However, while the rise of activist super directors indeed underscores the importance of addressing the informational capture of boards, we argue that the current model of activist directors provides only a partial remedy to such a fundamental, structural problem. Activist interventions are limited to a small number of companies per year, the activist-appointed directors usually serve on boards for up to three years, and the interventions do not promote the creation of institutional knowledge within the boardrooms. Therefore, as a structural matter, a board that is comprised of part-time outside directors is doomed to suffer from these information deficiencies. This acute problem, in our view, can no longer be ignored.
Addressing the issue at its core, thus, requires a rethinking of the current board structure and how this structure correlates with the board’s role as a monitor. Because the independence of directors has become a key governance feature of the U.S. boardroom, and as boards have shifted into a monitoring role, the board as an institution must provide independent directors with the tools necessary to monitor management comprehensively. To achieve this goal, we call for the creation of a new institution within the board—the “Board Suite”. Such suite is a dedicated office within the board, consisting of a full time special counsel to the board (and supporting staff) that would serve as information facilitators. The suite would request information and collect outside sources, analyzing and editing the received information, and providing it to the board in a simple, clear, and efficient with a critical eye on management’s actions. This office would become the institutional knowledge base of the board—unmoved by the personnel changes the boardroom experiences—and is likely to alleviate the informational capture from which boards currently suffer.
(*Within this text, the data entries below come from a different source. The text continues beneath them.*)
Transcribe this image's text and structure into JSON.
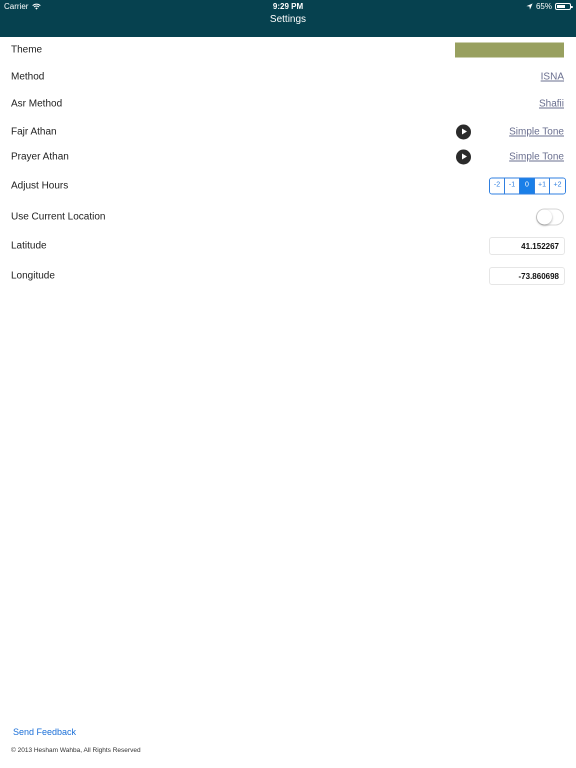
{
  "status_bar": {
    "carrier": "Carrier",
    "time": "9:29 PM",
    "battery": "65%",
    "battery_level": 0.65
  },
  "nav": {
    "title": "Settings"
  },
  "settings": {
    "theme": {
      "label": "Theme",
      "color": "#98a05f"
    },
    "method": {
      "label": "Method",
      "value": "ISNA"
    },
    "asr_method": {
      "label": "Asr Method",
      "value": "Shafii"
    },
    "fajr_athan": {
      "label": "Fajr Athan",
      "value": "Simple Tone"
    },
    "prayer_athan": {
      "label": "Prayer Athan",
      "value": "Simple Tone"
    },
    "adjust_hours": {
      "label": "Adjust Hours",
      "options": [
        "-2",
        "-1",
        "0",
        "+1",
        "+2"
      ],
      "selected": "0"
    },
    "use_current_location": {
      "label": "Use Current Location",
      "enabled": false
    },
    "latitude": {
      "label": "Latitude",
      "value": "41.152267"
    },
    "longitude": {
      "label": "Longitude",
      "value": "-73.860698"
    }
  },
  "footer": {
    "feedback": "Send Feedback",
    "copyright": "© 2013 Hesham Wahba, All Rights Reserved"
  },
  "colors": {
    "nav_background": "#06414f",
    "accent": "#1a7fe8",
    "link": "#6a6f8f"
  }
}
Finally, we address potential objections to our proposed solution and highlight its doctrinal implications on Delaware case law. First, we show that this positive informational role performed by the activist super directors carries an important doctrinal implication for the way Delaware Courts should treat information sharing between board members and the activist investors that nominated them. Second, acknowledging board informational capture could potentially lead Delaware Courts to conclude that a board, which refrains from independently gathering the needed information and blindly relies on management, may not be afforded the protections from personal monetary liability provided by Sections 141(e) and 102(b)(7) of the Delaware Code.